First off, thanks for getting back to me!
#1&4) Yes, I've confirmed that in software and on the oscilloscope, I've also hooked up the oscilloscope to observe, and it does look like I now have Ch1 (Top) MOSI being clocked on the rising edge of the sclk (CH2- bottom). Wasn't the case when I first started, had an incorrect cphase assigned. Not shown in the picture, I had a line hooked up to the CE, to confirm it drops low and stays low until the write is complete. I did try hooking up the MISO, but that line stayed flat.
#6) I have the maximum clock rate set per the table, but I need to look into seeing how the rest of those values are defined in the raspberry pi spi interface. It doesn't seem to have easy access to such other settings...How critical is it to have the rest of those values exactly set?
#2,3,5) After hooking up the oscilloscope and going through a few other of your points, I'm still having issues getting the chip to respond. Which makes me believe I'm having issues with tacking on the r/w bit infront of the 15 bit address.
Writing the data bit is easy, as the python function I'm using (spidev.xfer2()) seems to take an array of hex values, so I can just write 0x## and be good to go. I'm looking into the dealing with the address bit further... (bitwise math is not my strong suit)
I think i see your problem: If the waveforms in the picture are really representative of what you are Writing to the ADAR1000, I do not believe you will have any success.
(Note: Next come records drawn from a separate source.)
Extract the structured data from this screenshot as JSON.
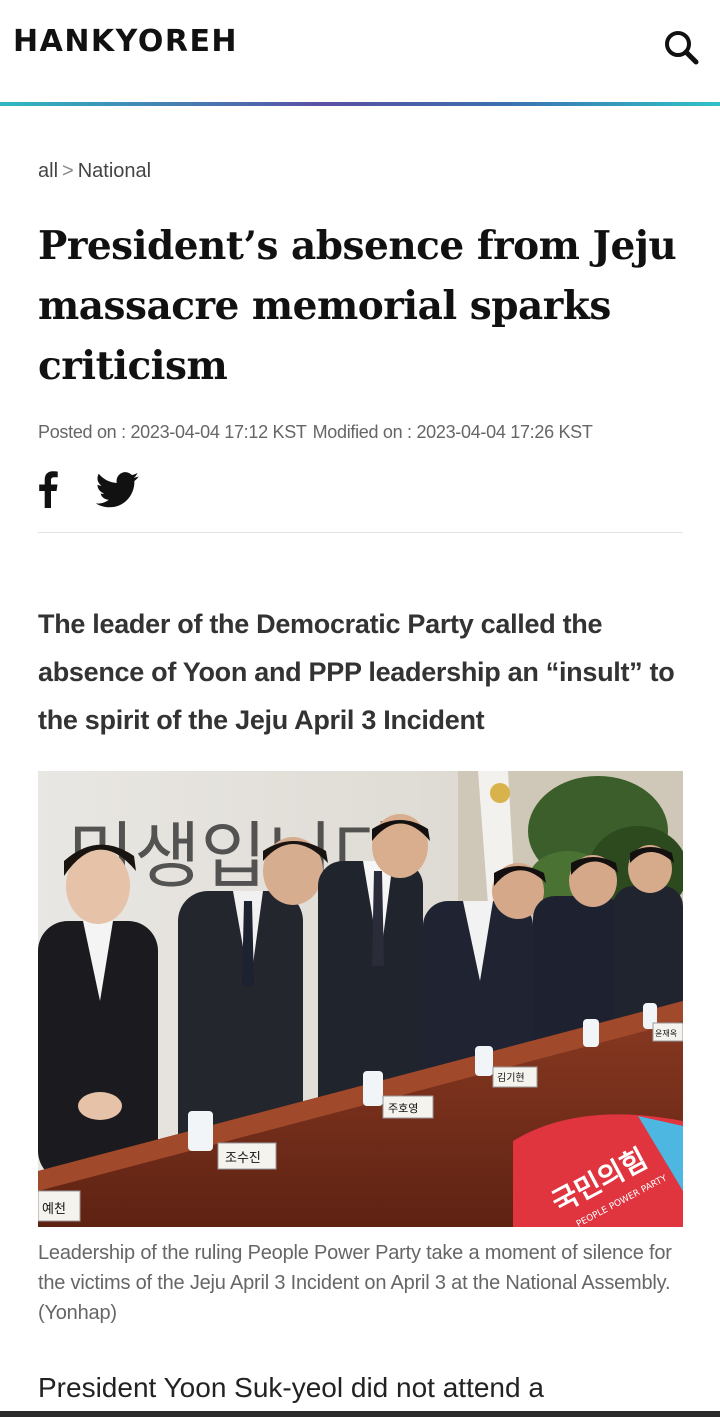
{
  "header": {
    "logo": "HANKYOREH",
    "search_icon": "search-icon"
  },
  "breadcrumb": {
    "root": "all",
    "separator": ">",
    "section": "National"
  },
  "article": {
    "headline": "President’s absence from Jeju massacre memorial sparks criticism",
    "posted": "Posted on : 2023-04-04 17:12 KST",
    "modified": "Modified on : 2023-04-04 17:26 KST",
    "subtitle": "The leader of the Democratic Party called the absence of Yoon and PPP leadership an “insult” to the spirit of the Jeju April 3 Incident",
    "photo_caption": "Leadership of the ruling People Power Party take a moment of silence for the victims of the Jeju April 3 Incident on April 3 at the National Assembly. (Yonhap)",
    "body_start": "President Yoon Suk-yeol did not attend a"
  },
  "social": {
    "facebook_icon": "facebook-icon",
    "twitter_icon": "twitter-icon"
  },
  "photo": {
    "backdrop_text": "민생입니다",
    "name_cards": [
      "예천",
      "조수진",
      "주호영",
      "김기현",
      "윤재옥"
    ],
    "podium_logo": "국민의힘",
    "podium_sub": "PEOPLE POWER PARTY"
  },
  "colors": {
    "header_line_start": "#2fb8c2",
    "header_line_mid": "#5a4fa6",
    "podium_red": "#e0343f"
  }
}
The waveforms should look much more like what is shown in Figures 2, 3, 4, or 5.
I would connect the SDP to the ADAR1000-EVALZ board and use ADI's control software and capture a Write on your scope - the waveforms should look like the aforementioned figures. They should be essentially square-wave and go from 0V to 3.3V. Also, it looks like your y-scale is about 0.2V; if this is true, the amplitude of your current waveforms aren't nearly large enough.
Looks like I had attenuation enabled on the probes, and was writing way too fast. At any rate, swapped to a new oscilloscope and have been having much better luck at capturing the signal. Per your suggestion I hooked up the SDP board and did a comparison between the two. I used the GUI to write 2e7f (to enable the rx components) to the board, and then tried writing the same 2e7f command via the pi and my code. Results are as follows, showing channel 1 as SCLK, and channel 2 as MOSI:
I don't quite get why the SDP has a high rise for the MISO before the SCLK activates. It looks like the second half of my command is acting as one would expect...
I'll have to check the code to figure out why MOSI goes high before the clock starts. If CSB has not gone low, the MOSI does not have any affect on the part.
My apologies I forgot to reply back. I did get the writes sorted out - it was a grounding issue (too long of a cheap wire mostly). Soon as I shortened that up and got a better ground the chip responded better. Though I still was seeing that MOSI rise before the clock starting. Thanks for the initial help!